Dr. Grabar is writing a book on Schuyler.  Her paper, “George S. Schuyler, Star Columnist of Harlem,” traced the development of his thought, who in the 1930s, according to an article by poet Melvin Tolson in the American Mercury, was publishing “the most discussed column in Negro America.” Schuyler’s “Views and Reviews” column in the Pittsburgh Courier propelled the newspaper to first place among the hundreds of black weekly newspapers in circulation in the 1930s and 1940s. But by the 1960s, because of his transition from socialism to conservativism, Schuyler was effectively banished from “Negro America.”

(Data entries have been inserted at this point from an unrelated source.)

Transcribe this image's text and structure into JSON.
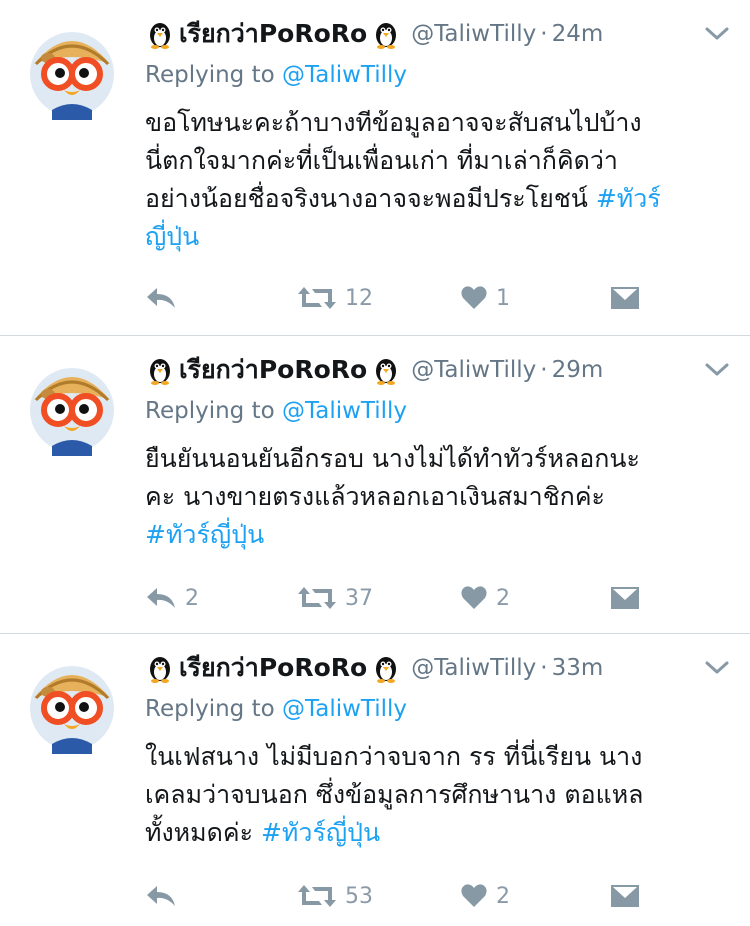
{
  "colors": {
    "accent": "#1da1f2",
    "muted": "#657786",
    "icon": "#8899a6"
  },
  "tweets": [
    {
      "display_name": "เรียกว่าPoRoRo",
      "handle": "@TaliwTilly",
      "time": "24m",
      "replying_prefix": "Replying to",
      "replying_handle": "@TaliwTilly",
      "lines": [
        "ขอโทษนะคะถ้าบางทีข้อมูลอาจจะสับสนไปบ้าง",
        "นี่ตกใจมากค่ะที่เป็นเพื่อนเก่า ที่มาเล่าก็คิดว่า",
        "อย่างน้อยชื่อจริงนางอาจจะพอมีประโยชน์ "
      ],
      "hashtag_a": "#ทัวร์",
      "hashtag_b": "ญี่ปุ่น",
      "reply_count": "",
      "retweet_count": "12",
      "like_count": "1"
    },
    {
      "display_name": "เรียกว่าPoRoRo",
      "handle": "@TaliwTilly",
      "time": "29m",
      "replying_prefix": "Replying to",
      "replying_handle": "@TaliwTilly",
      "lines": [
        "ยืนยันนอนยันอีกรอบ นางไม่ได้ทำทัวร์หลอกนะ",
        "คะ นางขายตรงแล้วหลอกเอาเงินสมาชิกค่ะ"
      ],
      "hashtag": "#ทัวร์ญี่ปุ่น",
      "reply_count": "2",
      "retweet_count": "37",
      "like_count": "2"
    },
    {
      "display_name": "เรียกว่าPoRoRo",
      "handle": "@TaliwTilly",
      "time": "33m",
      "replying_prefix": "Replying to",
      "replying_handle": "@TaliwTilly",
      "lines": [
        "ในเฟสนาง ไม่มีบอกว่าจบจาก รร ที่นี่เรียน นาง",
        "เคลมว่าจบนอก ซึ่งข้อมูลการศึกษานาง ตอแหล",
        "ทั้งหมดค่ะ "
      ],
      "hashtag": "#ทัวร์ญี่ปุ่น",
      "reply_count": "",
      "retweet_count": "53",
      "like_count": "2"
    }
  ]
}
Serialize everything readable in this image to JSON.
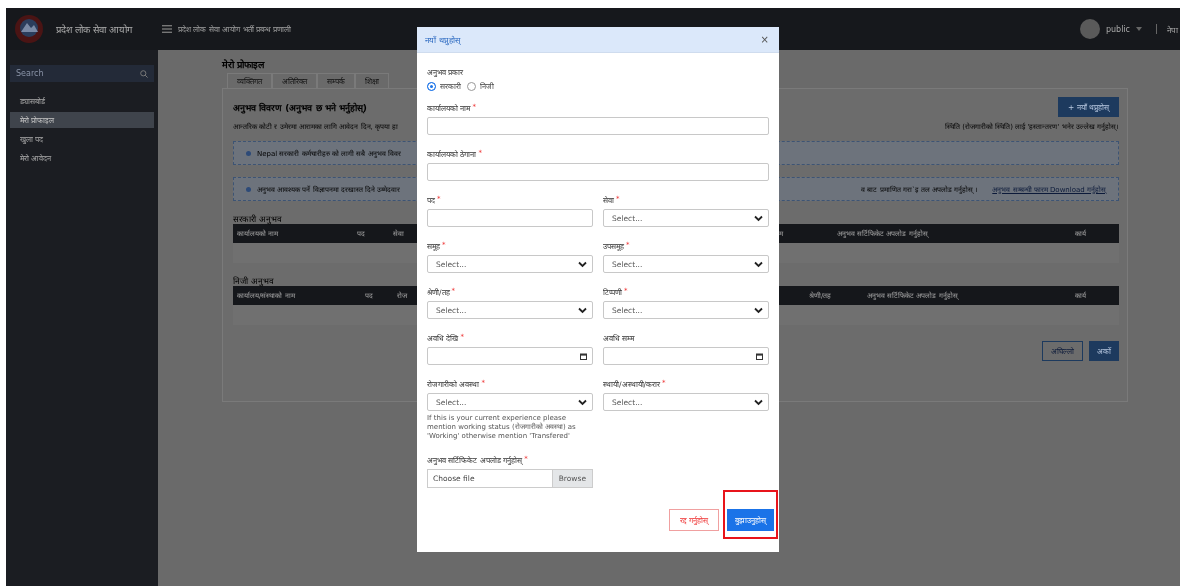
{
  "navbar": {
    "org_name": "प्रदेश लोक सेवा आयोग",
    "system_title": "प्रदेश लोक सेवा आयोग भर्ती प्रबन्ध प्रणाली",
    "user": "public",
    "language": "नेपा"
  },
  "sidebar": {
    "search": {
      "placeholder": "Search"
    },
    "items": [
      {
        "label": "ड्यासबोर्ड",
        "selected": false
      },
      {
        "label": "मेरो प्रोफाइल",
        "selected": true
      },
      {
        "label": "खुला पद",
        "selected": false
      },
      {
        "label": "मेरो आवेदन",
        "selected": false
      }
    ]
  },
  "page": {
    "title": "मेरो प्रोफाइल",
    "tabs": [
      {
        "label": "व्यक्तिगत",
        "selected": false
      },
      {
        "label": "अतिरिक्त",
        "selected": false
      },
      {
        "label": "सम्पर्क",
        "selected": false
      },
      {
        "label": "शिक्षा",
        "selected": false
      }
    ],
    "section_title": "अनुभव विवरण (अनुभव छ भने भर्नुहोस्)",
    "add_button": "+ नयाँ थप्नुहोस्",
    "description_fragments": [
      "आन्तरिक कोटी र उमेरमा आरामका लागि आवेदन दिन, कृपया हा",
      "स्थिति (रोजगारीको स्थिति) लाई 'हस्तान्तरण' भनेर उल्लेख गर्नुहोस्।"
    ],
    "alerts": [
      {
        "fragments": [
          "Nepal सरकारी कर्मचारीहरु को लागी सबै अनुभव विवर"
        ]
      },
      {
        "fragments": [
          "अनुभव आवश्यक पर्ने विज्ञापनमा दरखास्त दिने उम्मेदवार",
          "व बाट प्रमाणित गरा`इ तल अपलोड गर्नुहोस् ।"
        ],
        "link": "अनुभव सम्बन्धी फारम Download गर्नुहोस्"
      }
    ],
    "tables": [
      {
        "title": "सरकारी अनुभव",
        "columns": [
          "कार्यालयको नाम",
          "पद",
          "सेवा",
          "म",
          "अनुभव सर्टिफिकेट अपलोड गर्नुहोस्",
          "कार्य"
        ]
      },
      {
        "title": "निजी अनुभव",
        "columns": [
          "कार्यालय/संस्थाको नाम",
          "पद",
          "रोज",
          "श्रेणी/तह",
          "अनुभव सर्टिफिकेट अपलोड गर्नुहोस्",
          "कार्य"
        ]
      }
    ],
    "nav_buttons": [
      "अघिल्लो",
      "अर्को"
    ]
  },
  "modal": {
    "title": "नयाँ थप्नुहोस्",
    "close": "×",
    "experience_type": {
      "label": "अनुभव प्रकार",
      "options": [
        {
          "label": "सरकारी",
          "selected": true
        },
        {
          "label": "निजी",
          "selected": false
        }
      ]
    },
    "rows": [
      [
        {
          "kind": "text",
          "label": "कार्यालयको नाम",
          "required_mark": "*"
        }
      ],
      [
        {
          "kind": "text",
          "label": "कार्यालयको ठेगाना",
          "required_mark": "*"
        }
      ],
      [
        {
          "kind": "text",
          "label": "पद",
          "required_mark": "*"
        },
        {
          "kind": "select",
          "label": "सेवा",
          "required_mark": "*",
          "placeholder": "Select..."
        }
      ],
      [
        {
          "kind": "select",
          "label": "समूह",
          "required_mark": "*",
          "placeholder": "Select..."
        },
        {
          "kind": "select",
          "label": "उपसमूह",
          "required_mark": "*",
          "placeholder": "Select..."
        }
      ],
      [
        {
          "kind": "select",
          "label": "श्रेणी/तह",
          "required_mark": "*",
          "placeholder": "Select..."
        },
        {
          "kind": "select",
          "label": "टिप्पणी",
          "required_mark": "*",
          "placeholder": "Select..."
        }
      ],
      [
        {
          "kind": "date",
          "label": "अवधि देखि",
          "required_mark": "*"
        },
        {
          "kind": "date",
          "label": "अवधि सम्म"
        }
      ],
      [
        {
          "kind": "select",
          "label": "रोजगारीको अवस्था",
          "required_mark": "*",
          "placeholder": "Select...",
          "help": "If this is your current experience please mention working status (रोजगारीको अवस्था) as 'Working' otherwise mention 'Transfered'"
        },
        {
          "kind": "select",
          "label": "स्थायी/अस्थायी/करार",
          "required_mark": "*",
          "placeholder": "Select..."
        }
      ],
      [
        {
          "kind": "file",
          "label": "अनुभव सर्टिफिकेट अपलोड गर्नुहोस्",
          "required_mark": "*",
          "placeholder": "Choose file",
          "button": "Browse"
        }
      ]
    ],
    "buttons": [
      {
        "kind": "cancel",
        "label": "रद्द गर्नुहोस्",
        "highlighted": false
      },
      {
        "kind": "submit",
        "label": "बुझाउनुहोस्",
        "highlighted": true
      }
    ]
  }
}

Dr. Grabar argued against a common explanation for Schuyler’s ideological shift, which was based on opportunism and abandonment of black civil rights.  She showed that the seeds of Schuyler’s conservatism were evident in his socialist years in his condemnation of violent Communist strategies that made African Americans the “spearhead of the revolution,” his bourgeois values and belief in orderly reform, his concern for promoting access to the middle class for African Americans, and his anti-statist, “anarchistic” beliefs that allied with those of Albert J. Nock, an inspirational figure for the post-World War II conservative movement.

The major precipitating factor was the presidency of Franklin D. Roosevelt. Schuyler’s hopes for a “sensible evolutionary program of socialism” that would provide a level playing field for jobs under the National Recovery Act were soon shattered when the New Deal programs proved to be costly to and discriminatory against black Americans. Schuyler’s ideological conversion was bolstered by his associations in the 1930s with such conservatives as Suzanne La Follette, an editor at Nock’s The Freeman and fellow member of the Executive Committee of the Writers League against Lynching, and Congressman Hamilton Fish, who had introduced three military equality bills in 1938. Both these, and other civil rights efforts, were rejected by Roosevelt.

On Saturday, June 10, Dr. Grabar also appeared as a guest during a Twitter spaces event hosted by Deb Fillman to counter the Zinn Education Project’s “Teach Truth Day of Action.”  On Tuesday, June 13, she appeared on Terry Maxwell’s program on KNZR in Bakersfield, California, to discuss Debunking Howard Zinn.